This lightning session will present an overview of the How To Moodle course for teachers and support staff at the University of Glasgow, developed by members of the Learning Enhancement and Academic Development Service (LEADS). Quality enhancement work undertaken between 2014-2017, to understand institutional transitions into enhanced blended learning (Adekola et al., 2017), revealed the importance of providing learning technology and pedagogical support, among other key considerations, to enhance the capability of staff in developing their technological pedagogical knowledge (Mishra and Koehler, 2006).

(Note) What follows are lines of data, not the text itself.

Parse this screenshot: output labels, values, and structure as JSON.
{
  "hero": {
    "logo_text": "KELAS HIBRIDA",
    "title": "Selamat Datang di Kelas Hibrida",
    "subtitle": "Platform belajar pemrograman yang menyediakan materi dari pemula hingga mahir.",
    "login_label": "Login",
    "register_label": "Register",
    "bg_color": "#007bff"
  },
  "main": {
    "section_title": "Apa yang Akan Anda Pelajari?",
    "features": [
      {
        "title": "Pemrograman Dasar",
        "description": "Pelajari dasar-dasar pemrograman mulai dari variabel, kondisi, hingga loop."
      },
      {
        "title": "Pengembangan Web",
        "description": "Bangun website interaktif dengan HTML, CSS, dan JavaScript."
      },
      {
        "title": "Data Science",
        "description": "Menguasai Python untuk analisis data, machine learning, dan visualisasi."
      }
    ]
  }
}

Using the ABC learning design framework (Young and Perović, 2016), a self-study resource was developed for staff, to introduce them to Laurillard’s six learning types: acquisition, discussion, investigation, practice, production and collaboration, and to discuss how different resources and activities within Moodle might be used in accordance with these learning types. This was an attempt to move teachers and teaching support staff away from information-focused, teacher-centred approaches towards communication and knowledge-focused, student-centred approaches to e-learning (González, 2012). As well as providing pedagogical suggestions for using different resources and activities, technical how-to guides are embedded throughout the resource for staff to access at point of need.
Alongside this academic development resource, LEADS staff are working with colleagues across the institution to develop a Moodle Minimum of standards to encourage staff to include key resources in all Moodle courses across the institution. This is currently focused on minimum requirements for quality assurance purposes, such as core information on learning, teaching and assessment. However, the Moodle Minimum is being realigned with the underpinning principle of Smyth et al.’s (no date) 3E framework, in considering teacher-centred (Minimum) to student-centred (Minimum+) to student-led (Minimum++) imperatives.
This work is also being undertaken alongside the Moodle Active Learning and Teaching (MALT) project, funded by the University’s Learning and Teaching Development Fund. Employing two student interns (co-authors Bojaca and Moss), the project seeks to develop interactive learning resources to augment and enhance the How To Moodle resource, and to promote active learning through Moodle; specifically, flipped classroom, group work, and peer review.
Session content: evaluation and reflection
The lightning session will serve to illustrate some of the key components of the How to Moodle course and associated resources. Participants will be encouraged to think about how the technological pedagogical knowledge of staff is being enhanced at their own institutions. Participants will be invited at the end of the session to share practice from their own institutions during the final Q&A minute.
Although beyond the timing of this presentation, the success of the How to Moodle and MALT projects will be undertaken through a longitudinal mixed methods case study; including surveys, focus groups, and analysis of log data in Moodle to measure the extent to which staff have increased and broadened their use of the six different learning types across the institution.
ADEKOLA, J., DALE, V. H. M. & GARDINER, K. 2017. Development of an institutional framework to guide transitions into enhanced blended learning in higher education. Research in Learning Technology, 25, 1-16.
GONZÁLEZ, C. 2012. The relationship between approaches to teaching, approaches to e-teaching and perceptions of the teaching situation in relation to e-learning among higher education teachers. Instructional Science, 40, 975-998.
MISHRA, P. & KOEHLER, M. 2006. Technological pedagogical content knowledge: A framework for teacher knowledge. The Teachers College Record, 108, 1017-1054.
SMYTH, K., BRUCE, S., FOTHERINGHAM, J. & MAINKA, C. no date. University benchmark for the use of technology in modules: 3E framework [Online]. Edinburgh Napier University. Available: http://staff.napier.ac.uk/services/vice-principal-academic/academic/TEL/TechBenchmark/Pages/home.aspx [Accessed 8 February 2016].
YOUNG, C. & PEROVIĆ, N. 2016. Rapid and Creative Course Design: As Easy as ABC? Procedia – Social and Behavioral Sciences, 228, 390-395.
Resources for participants
How to Moodle video: https://www.youtube.com/watch?v=-U3vPAFDEPs